Local LGBT activist, Attorney Ghenete Wright Muir, coordinated the event after she was contacted by Angeline Jackson, executive director of QCJ. Wright Muir had heard Jackson’s story of “corrective rape” and admired her courage for taking a stand and creating an organization to defend the rights of Jamaica’s LGBT women. When President Obama visited Jamaica recently, he took the time out to highlight Jackson’s bravery. He said, “As a woman and as a lesbian, justice and society weren’t always on her side…but instead of remaining silent she chose to speak out and started her own organization to advocate for women like her, get them treatment and get them justice and push back against stereotypes and give them some sense of their own power. And she became a global activist.”
Wright Muir, who decided to be openly gay only a few years ago, said, “I myself faced many challenges as a lesbian of Jamaican descent. Once I became comfortable living openly gay, I was inspired to help others like myself and create more spaces for the LGBT community here in South Florida. I created “Thou Art Woman” to celebrate LGBT women and people have really embraced it. When Angeline contacted me to coordinate the film screening I was happy to create yet another space for the community and for the opportunity to help the LGBT community in Jamaica. Although much of the film was painful to watch, it was important for us to see how hate and homophobia really hurts so many and to learn how we can work on changing that mindset.”
Many who saw the film knew of Jamaica’s reputation as a homophobic nation, but had never had to see the scars or hear the stories of those affected. The film brought this to light in a very bold and undiluted way, which according to Kathy DeSouza, social media coordinator, “forced myself and many others to open our eyes and see the horror that the LGBT community in Jamaica goes through on sometimes a daily basis.”

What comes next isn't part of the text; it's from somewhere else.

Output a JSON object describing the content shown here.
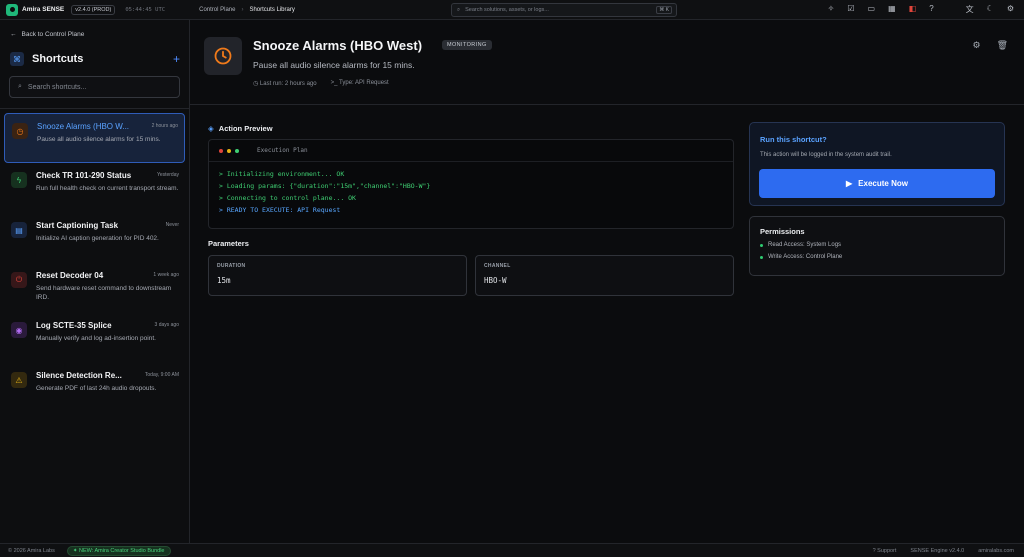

DeSouza now lives in the US where, she points out, many LGBT persons are “free to get married, have children and be themselves without fear … I pray that with more awareness and support for the LGBT community in Jamaica, maybe one day, our Motto “Out of Many One People” will truly mean something. Unfortunately, it has to start with the Government. If laws are not passed to protect ALL citizens, nothing else really matters.”
This sentiment is echoed by Optometrist, Melanie Reese who said, “It is very unfortunate that so many people are still living in a state of constant fear in their own country. I hope this film reaches a larger Jamaican audience, and helps to educate people about the prejudice and injustice their fellow citizens face. Hopefully, one day we will truly have equal rights for all in Jamaica.”
Praising the work of Blake, artist and activist Niki Lopez said, “Though the film targeted the issue of homophobia in Jamaica, Selena Blake did a great job of ensuring every voice and opinion was heard. It’s great to see forward movement and spaces where dialog and growth can occur.”
Wright Muir, hailing the screening a success, said while she was pleased about the turnout, she was excited that this group was “truly engaged and extremely concerned about the people who are suffering in Jamaica and how that can change. I am also pleased to see that local businesses are willing to support by way of sponsorship so that I and the wonderful team of friends that work with me are able to bring events like these to South Florida.”
The Taboo Yardies Film Screening was presented by Very G TV, Thou Art Woman and the Broward College GSA and co-sponsored by Nadine’s Catering & Baskets, Niki Lopez Creative, David iPhoto, PNC, the Law Offices of Megan D. Widmeyer, Reese Vision Care and The Credit Group.